I wound my bike between the dozens of other bicycles, motorbikes, and cars pulled up in front of the kindergarten. All around parents led their 3-5 year old children through the gate, past the alluring playground equipment, and toward the castle-looking school building. The children all carried backpacks - covered in princesses, cartoon characters, and superheroes - half as big as themselves and mostly empty.
I helped Juliana down from the bike seat, her own Minnie Mouse backpack bouncing on her back. "Look! It's my school!!" Juliana cried excitedly. She had been talking about starting school for the past year, and the day finally arrived. I could tell she was feeling pretty important, albiet a little confused, because for a long time we have been telling her she would start school when she was four. Technically, she will be in school for three weeks before she turns four. Almost-four-year-olds don't deal in technicalities.
We stopped first at a nurses station just inside the door where a nurse checked each child's hands and throat. She handed Juliana a red plastic chip to show she was healthy.
As we climbed the stairs to the second floor, where the 4 year old classes are held, Juliana held the child handrail and carefully placed her feet on the painted footprints leading upstairs. Her teacher greeted her kindly as we entered her classroom, and Juliana remembered her "laoshi hao." I put Juliana's backpack and jacket in the cupboard while she happily placed her red health chip in its slot.

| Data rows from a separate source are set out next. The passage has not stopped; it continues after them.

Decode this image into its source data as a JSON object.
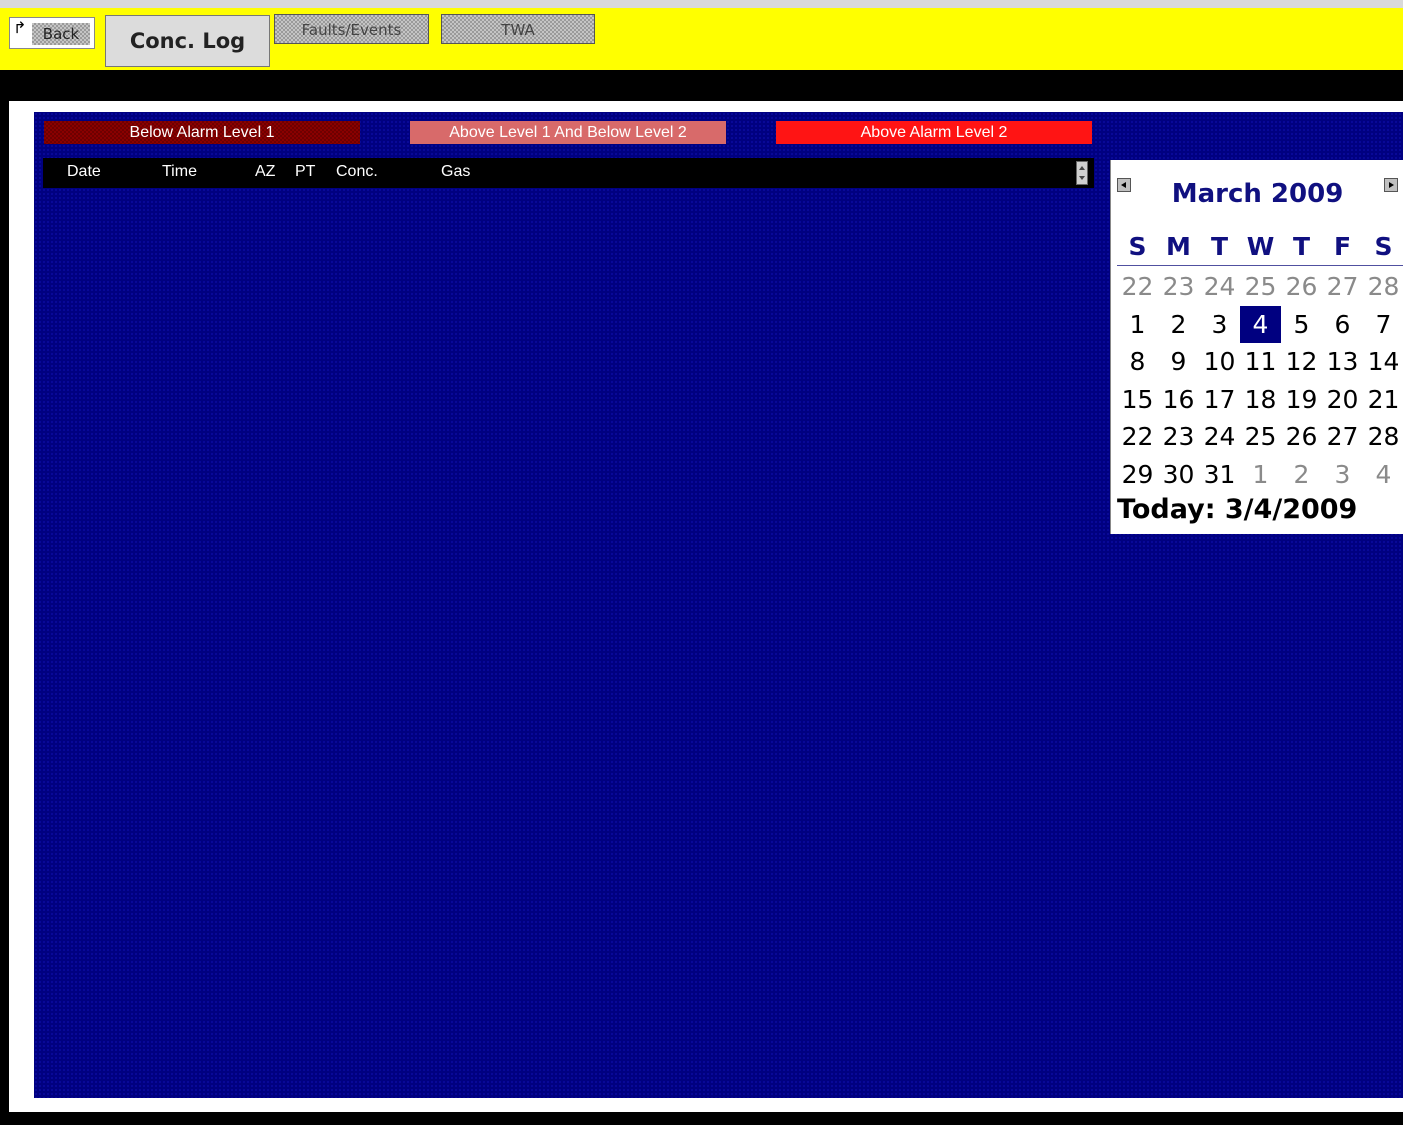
{
  "toolbar": {
    "back_label": "Back",
    "back_arrow": "↱",
    "tabs": [
      {
        "label": "Conc. Log",
        "active": true
      },
      {
        "label": "Faults/Events",
        "active": false
      },
      {
        "label": "TWA",
        "active": false
      }
    ]
  },
  "legend": [
    {
      "label": "Below Alarm Level 1",
      "color": "#8a0000"
    },
    {
      "label": "Above Level 1 And Below Level 2",
      "color": "#d86a6a"
    },
    {
      "label": "Above Alarm Level 2",
      "color": "#ff1414"
    }
  ],
  "table": {
    "columns": [
      "Date",
      "Time",
      "AZ",
      "PT",
      "Conc.",
      "Gas"
    ],
    "rows": []
  },
  "calendar": {
    "title": "March 2009",
    "days_of_week": [
      "S",
      "M",
      "T",
      "W",
      "T",
      "F",
      "S"
    ],
    "weeks": [
      [
        {
          "d": "22",
          "o": true
        },
        {
          "d": "23",
          "o": true
        },
        {
          "d": "24",
          "o": true
        },
        {
          "d": "25",
          "o": true
        },
        {
          "d": "26",
          "o": true
        },
        {
          "d": "27",
          "o": true
        },
        {
          "d": "28",
          "o": true
        }
      ],
      [
        {
          "d": "1"
        },
        {
          "d": "2"
        },
        {
          "d": "3"
        },
        {
          "d": "4",
          "sel": true
        },
        {
          "d": "5"
        },
        {
          "d": "6"
        },
        {
          "d": "7"
        }
      ],
      [
        {
          "d": "8"
        },
        {
          "d": "9"
        },
        {
          "d": "10"
        },
        {
          "d": "11"
        },
        {
          "d": "12"
        },
        {
          "d": "13"
        },
        {
          "d": "14"
        }
      ],
      [
        {
          "d": "15"
        },
        {
          "d": "16"
        },
        {
          "d": "17"
        },
        {
          "d": "18"
        },
        {
          "d": "19"
        },
        {
          "d": "20"
        },
        {
          "d": "21"
        }
      ],
      [
        {
          "d": "22"
        },
        {
          "d": "23"
        },
        {
          "d": "24"
        },
        {
          "d": "25"
        },
        {
          "d": "26"
        },
        {
          "d": "27"
        },
        {
          "d": "28"
        }
      ],
      [
        {
          "d": "29"
        },
        {
          "d": "30"
        },
        {
          "d": "31"
        },
        {
          "d": "1",
          "o": true
        },
        {
          "d": "2",
          "o": true
        },
        {
          "d": "3",
          "o": true
        },
        {
          "d": "4",
          "o": true
        }
      ]
    ],
    "today_label": "Today: 3/4/2009"
  },
  "colors": {
    "toolbar_bg": "#ffff00",
    "panel_bg": "#000080",
    "calendar_accent": "#101080"
  }
}
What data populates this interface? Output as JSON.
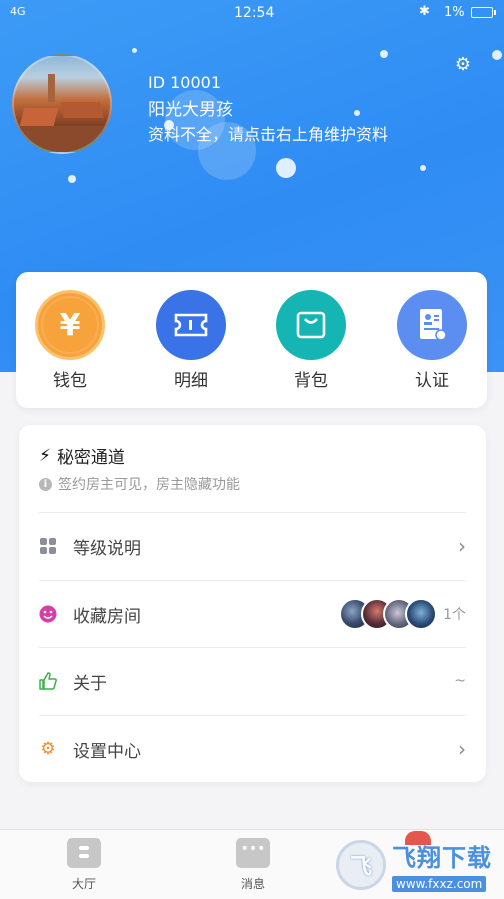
{
  "statusbar": {
    "signal": "4G",
    "time": "12:54",
    "battery": "1%"
  },
  "profile": {
    "id_line": "ID 10001",
    "name": "阳光大男孩",
    "hint": "资料不全，请点击右上角维护资料"
  },
  "quick_actions": [
    {
      "label": "钱包",
      "icon": "yen-coin-icon"
    },
    {
      "label": "明细",
      "icon": "ticket-icon"
    },
    {
      "label": "背包",
      "icon": "bag-icon"
    },
    {
      "label": "认证",
      "icon": "id-card-icon"
    }
  ],
  "secret": {
    "title": "秘密通道",
    "subtitle": "签约房主可见，房主隐藏功能"
  },
  "menu": {
    "level": {
      "label": "等级说明"
    },
    "favorites": {
      "label": "收藏房间",
      "count": "1个"
    },
    "about": {
      "label": "关于",
      "value": "~"
    },
    "settings": {
      "label": "设置中心"
    }
  },
  "tabs": [
    {
      "label": "大厅"
    },
    {
      "label": "消息"
    }
  ],
  "watermark": {
    "logo_text": "飞",
    "main": "飞翔下载",
    "url": "www.fxxz.com"
  },
  "colors": {
    "header_blue": "#3d9bf6",
    "wallet_orange": "#f8a23b",
    "detail_blue": "#3a73e8",
    "bag_teal": "#14b5b2",
    "auth_blue": "#5b8ef0"
  }
}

When I returned at noon, Juliana ran happily to me. The teacher told me Juliana cried a little bit before I came, but she ate well (she eats breakfast and lunch at school). Juliana cheerfully waved to all her classmates. The other children were finishing their lunch and climbing into beds pulled out for naptime. They stay at school until 6pm.
On the ride home, I asked Juliana what was her favorite part of the day. "Dancing!" No surprise there. Every day the whole kindergarten gathers outside on in the play yard to dance or exercise together. Dancing has been her favorite part of every day, along with time on the playground "running and screaming."

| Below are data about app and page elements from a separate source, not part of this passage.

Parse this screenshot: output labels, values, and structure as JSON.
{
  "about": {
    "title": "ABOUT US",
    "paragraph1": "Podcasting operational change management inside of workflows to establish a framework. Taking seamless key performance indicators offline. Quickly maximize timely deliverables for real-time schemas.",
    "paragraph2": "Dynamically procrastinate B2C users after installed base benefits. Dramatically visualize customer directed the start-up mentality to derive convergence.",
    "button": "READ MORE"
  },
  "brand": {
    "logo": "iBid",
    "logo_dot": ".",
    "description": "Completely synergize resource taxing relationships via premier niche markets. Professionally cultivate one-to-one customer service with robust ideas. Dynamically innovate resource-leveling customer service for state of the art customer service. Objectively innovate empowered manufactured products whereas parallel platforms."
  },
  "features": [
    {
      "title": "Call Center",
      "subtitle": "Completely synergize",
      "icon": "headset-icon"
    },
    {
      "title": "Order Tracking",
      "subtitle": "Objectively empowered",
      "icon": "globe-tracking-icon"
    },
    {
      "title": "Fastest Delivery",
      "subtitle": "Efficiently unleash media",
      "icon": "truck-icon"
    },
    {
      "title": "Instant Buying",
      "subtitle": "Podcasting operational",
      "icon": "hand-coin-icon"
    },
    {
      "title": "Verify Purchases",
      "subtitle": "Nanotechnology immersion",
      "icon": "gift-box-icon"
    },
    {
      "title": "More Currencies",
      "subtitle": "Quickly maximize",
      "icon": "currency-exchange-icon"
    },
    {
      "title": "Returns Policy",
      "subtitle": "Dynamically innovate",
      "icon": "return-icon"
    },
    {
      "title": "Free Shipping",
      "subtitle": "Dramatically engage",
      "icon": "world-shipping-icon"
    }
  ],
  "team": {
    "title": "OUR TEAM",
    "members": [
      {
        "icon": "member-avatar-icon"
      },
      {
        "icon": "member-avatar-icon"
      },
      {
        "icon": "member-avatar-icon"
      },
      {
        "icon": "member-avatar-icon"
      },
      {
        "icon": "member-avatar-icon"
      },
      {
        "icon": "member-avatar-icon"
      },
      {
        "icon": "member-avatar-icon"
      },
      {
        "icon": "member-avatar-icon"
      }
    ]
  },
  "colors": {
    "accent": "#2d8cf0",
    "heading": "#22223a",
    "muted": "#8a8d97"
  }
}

Finding out what else happens at school is a little trickier. "What else did you do today?" "Oh, I played. A little boy hit me." Every day, there is some variation of a little boy hitting her. It's hard to tell if that actually happens every day or if it happened one day and just makes the account every day. Either one seems like a decent possiblity.
We have a lot of exchanges like this:
"What did you eat for breakfast today, Juliana?"
"Hot milk. I like hot milk."
"What about for lunch?"
"Hot milk. Just hot milk."
"Wait a minute, you were still eating lunch when I came, and I saw you had some soup."
"Oh yes. We had soup. We had some orange bubbly drink. It tasted strange."
"Hmm, I don't know what it was. Maybe something with vitamins?"
"They were yucky vitamins."
Halfway through the week Juliana's enthusiasm was momentarily dampened. She got up saying, "I'm a little bit sick today. I don't think I should go to school. I'm grunting a lot." But by the time she was heading out for school, she was excited again. On Saturday morning when I told her there wasn't any school, she said, "But whyyyyyy??" She quickly recovered when I told her she could stay in her pajamas. She would be happy to stay in her pajamas all day, except that I don't let her wear them out of the house.
Kindergarten is off to a good start. I am really grateful for my super-social, crazy-energetic little girl to have somewhere to go every day to enjoy being around kids (even if she can't communicate well yet). And I'll be honest, I have been enjoying my calmer mornings hanging out with Adalyn. I can even get some things done since Adalyn doesn't usually demand constant attention.
Every day I also ask Juliana, "What was your least favorite part of school?" And most days she says, "Nothing! There is nothing I don't like!"